The prevalence of dangerous strains of the human papillomavirus — the most common sexually transmitted infection in the United States and a principal cause of cervical cancer — has dropped by half among teenage girls in recent years, a striking measure of success for a vaccine against the virus ... Read More
A special class of tiny gold particles can easily slip through cell membranes, making them good candidates to deliver drugs directly to target cells.
A new study from MIT materials scientists reveals that these nanoparticles enter cells by taking advantage of a route normally used in vesicle-... Read More
Bacteria have evolved resistance to every known class of antibiotic, creating an urgent need for methods to identify new antibiotics that work by different mechanisms. We have developed a new approach to antibiotic discovery that provides a short cut for identifying antibacterial molecules and ... Read More
The gut microbiome is an emerging field that has been linked to many diseases and conditions affecting each and everyone of us from metabolism to potential neurological diseases.
Via - YourekaScience on YouTube Read More
Public health crises of the past decade — such as the 2003 SARS outbreak, which spread to 37 countries and caused about 1,000 deaths, and the 2009 H1N1 flu pandemic that killed about 300,000 people worldwide — have heightened awareness that new viruses or bacteria could spread quickly across the... Read More
On a molecular level, you have more in common with shower curtain mold or the mushrooms on your pizza than you might think. Humans and fungi share similar proteins, a biological bond that makes curing fungal infections difficult and expensive. Current costs to treat these stubborn infections can... Read More
A form of bacteria responsible for respiratory illness, including the deadly pneumonia known as Legionnaire's disease, may be able to grow in windshield washer fluid and was isolated from nearly 75% of school buses tested in one district in Arizona. The participant will discuss findings from ... Read More
MY GLOBAL VIDEO CHALLENGE (HOW MY SCIENCE AFFECTS MY COMMUNITY.)
Sometimes I wonder why diseases like typhoid fever and malaria lingers in West Africa and antibiotic as well as anti-malaria usage rises to resistant levels, until I met this community during one of my outreach trips. It was unima... Read More
Actin is shown in red. From Clarke, M., and Maddera, L. (2006). Phagocyte meets prey: Uptake, internalization, and killing of bacteria by Dictyostelium amoebae. Eur. J. Cell Biol. 85:1001-1010; reproduced with permission from Elsevier. Honorable mention 2013 Bioscapes Competition. Dr. Margaret ... Read More
In honor of the Bay Area Science Festival, a group of passionate microbrewers, scientists, and yeast cultivators make 3 original brews to compete in a blind tasting at Nerd Nite in San Francisco, California.
Want to learn more about the microbes involved in brewing? Please check out the Micro... Read More
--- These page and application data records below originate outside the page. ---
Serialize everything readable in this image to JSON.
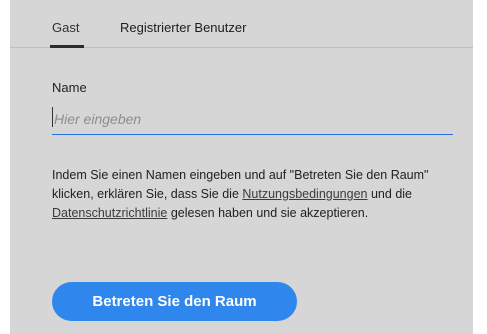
{
  "tabs": {
    "guest": "Gast",
    "registered": "Registrierter Benutzer"
  },
  "form": {
    "name_label": "Name",
    "name_placeholder": "Hier eingeben",
    "name_value": ""
  },
  "terms": {
    "part1": "Indem Sie einen Namen eingeben und auf \"Betreten Sie den Raum\" klicken, erklären Sie, dass Sie die",
    "terms_link": "Nutzungsbedingungen",
    "part2": "und die",
    "privacy_link": "Datenschutzrichtlinie",
    "part3": "gelesen haben und sie akzeptieren."
  },
  "actions": {
    "enter_room": "Betreten Sie den Raum"
  },
  "colors": {
    "panel_bg": "#d6d6d6",
    "accent": "#2f86ec",
    "input_underline": "#2b6ee0"
  }
}
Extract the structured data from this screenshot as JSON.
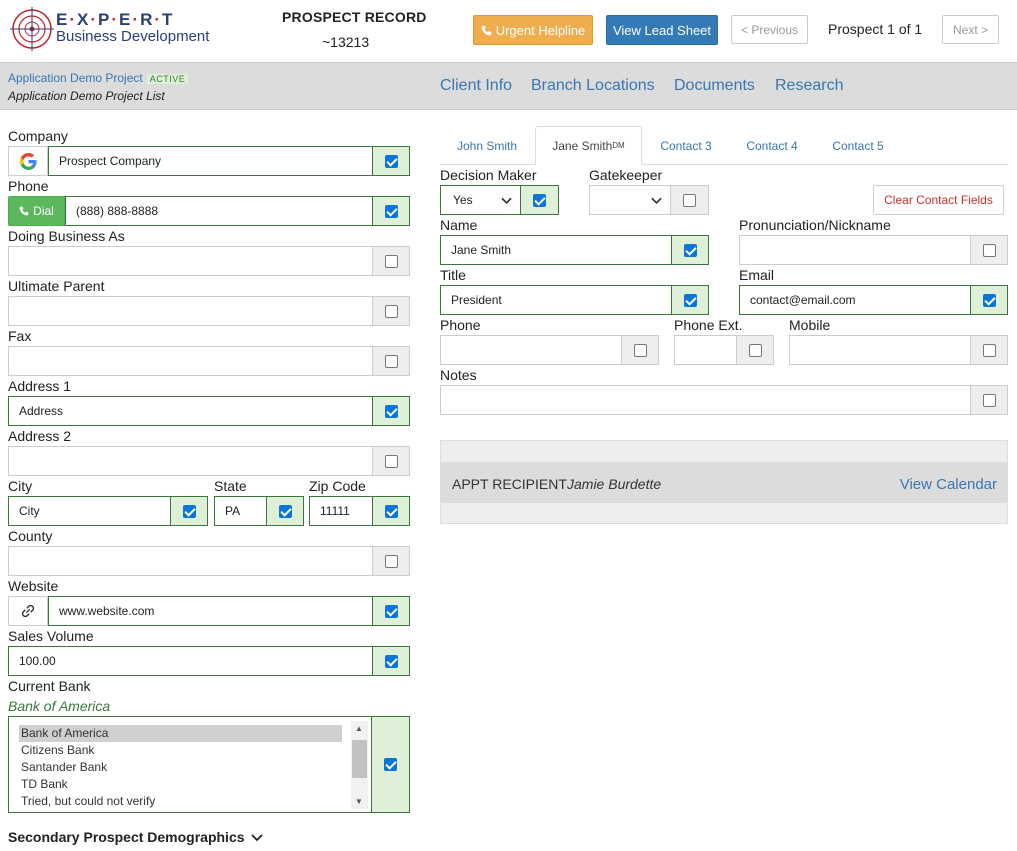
{
  "header": {
    "logo_line1": "E·X·P·E·R·T",
    "logo_line2": "Business Development",
    "record_title": "PROSPECT RECORD",
    "record_id": "~13213",
    "urgent_label": "Urgent Helpline",
    "lead_sheet_label": "View Lead Sheet",
    "previous_label": "< Previous",
    "prospect_count": "Prospect 1 of 1",
    "next_label": "Next >"
  },
  "subbar": {
    "project_name": "Application Demo Project",
    "project_status": "ACTIVE",
    "project_list": "Application Demo Project List",
    "nav": [
      "Client Info",
      "Branch Locations",
      "Documents",
      "Research"
    ]
  },
  "company_form": {
    "company_label": "Company",
    "company_value": "Prospect Company",
    "phone_label": "Phone",
    "dial_label": "Dial",
    "phone_value": "(888) 888-8888",
    "dba_label": "Doing Business As",
    "ultimate_parent_label": "Ultimate Parent",
    "fax_label": "Fax",
    "address1_label": "Address 1",
    "address1_value": "Address",
    "address2_label": "Address 2",
    "city_label": "City",
    "city_value": "City",
    "state_label": "State",
    "state_value": "PA",
    "zip_label": "Zip Code",
    "zip_value": "11111",
    "county_label": "County",
    "website_label": "Website",
    "website_value": "www.website.com",
    "sales_volume_label": "Sales Volume",
    "sales_volume_value": "100.00",
    "current_bank_label": "Current Bank",
    "current_bank_selected": "Bank of America",
    "bank_options": [
      "Bank of America",
      "Citizens Bank",
      "Santander Bank",
      "TD Bank",
      "Tried, but could not verify"
    ],
    "secondary_label": "Secondary Prospect Demographics"
  },
  "contact_tabs": {
    "tabs": [
      "John Smith",
      "Jane Smith",
      "Contact 3",
      "Contact 4",
      "Contact 5"
    ],
    "dm_marker": "DM",
    "active_index": 1
  },
  "contact_form": {
    "decision_maker_label": "Decision Maker",
    "decision_maker_value": "Yes",
    "gatekeeper_label": "Gatekeeper",
    "clear_label": "Clear Contact Fields",
    "name_label": "Name",
    "name_value": "Jane Smith",
    "pronunciation_label": "Pronunciation/Nickname",
    "title_label": "Title",
    "title_value": "President",
    "email_label": "Email",
    "email_value": "contact@email.com",
    "phone_label": "Phone",
    "phone_ext_label": "Phone Ext.",
    "mobile_label": "Mobile",
    "notes_label": "Notes"
  },
  "appointment": {
    "label": "APPT RECIPIENT",
    "name": "Jamie Burdette",
    "calendar_link": "View Calendar"
  },
  "colors": {
    "brand_navy": "#2b3f73",
    "brand_red": "#c0262d",
    "link_blue": "#3a76b0",
    "valid_green": "#3c763d",
    "valid_bg": "#dff0d8",
    "warning_orange": "#f0ad4e",
    "primary_blue": "#337ab7",
    "dial_green": "#5cb85c"
  }
}
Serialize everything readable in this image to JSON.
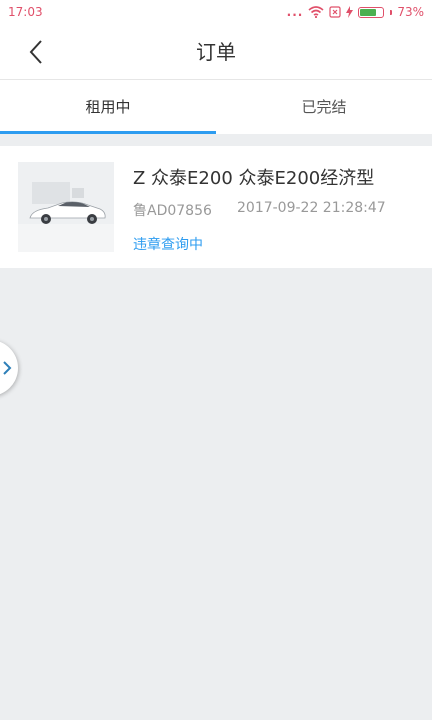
{
  "status_bar": {
    "time": "17:03",
    "signal_dots": "...",
    "battery_percent": "73%",
    "battery_level": 0.73
  },
  "header": {
    "title": "订单"
  },
  "tabs": [
    {
      "label": "租用中",
      "active": true
    },
    {
      "label": "已完结",
      "active": false
    }
  ],
  "orders": [
    {
      "title": "Z 众泰E200 众泰E200经济型",
      "plate": "鲁AD07856",
      "datetime": "2017-09-22 21:28:47",
      "status": "违章查询中"
    }
  ],
  "icons": {
    "back": "chevron-left-icon",
    "side_handle": "chevron-right-icon"
  },
  "colors": {
    "accent": "#2d9cf0",
    "background": "#eceef0",
    "status_bar_text": "#e0506a",
    "battery_fill": "#4caf50"
  }
}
Tiny electrical wires protrude from some bacteria and contribute to rock and dirt formation. Researchers studying the protein that makes up one such wire have determined the protein's structure. The finding is important to such diverse fields as producing energy, recycling Earth's carbon and min... Read More
It was discovered in 1994 as a virus 'hosted' by fruit bats and lethal to horses and humans. Watch our profile of the Hendra virus, a zoonotic disease that has claimed the lives of seven people. Read More
Soil deep in a crater dating to some 3.7 billion years ago contains evidence that Mars was once much warmer and wetter, says University of Oregon geologist Gregory Retallack, based on images and data captured by the rover Curiosity.
NASA rovers have shown Martian landscapes littered with loos... Read More
Tiny and swift, viruses are hard to capture on video. Now researchers at Princeton University have achieved an unprecedented look at a virus-like particle as it tries to break into and infect a cell. The technique they developed could help scientists learn more about how to deliver drugs via nan... Read More
Perhaps you’ve punched out a paper doll or folded an origami swan? TED Fellow Manu Prakash and his team have created a microscope made of paper that's just as easy to fold and use. A sparkling demo that shows how this invention could revolutionize healthcare in developing countries … and turn al... Read More
This Week in Virology, the podcast about viruses, celebrates its 300th episode on Tuesday, August 26, 2014 with a live recording at the Washington, DC headquarters of the American Society for Microbiology. This special episode w... Read More
By evaluating the bacteria and fungi found in fossilized feces, microbiologists are providing evidence to help support archeologists' hypotheses regarding cultures living in the Caribbean over 1,500 years ago. Researchers discuss how the analysis of 1,500-year-old coprolites from archeologica... Read More
Easter in the United States has become a holiday pretty much about high fructose corn syrup. To that end, here is a description of "Peep Science," using those sugary creatures that inhabit this time of year. In addition is a video that links "Peep Science" and microbiology! Read More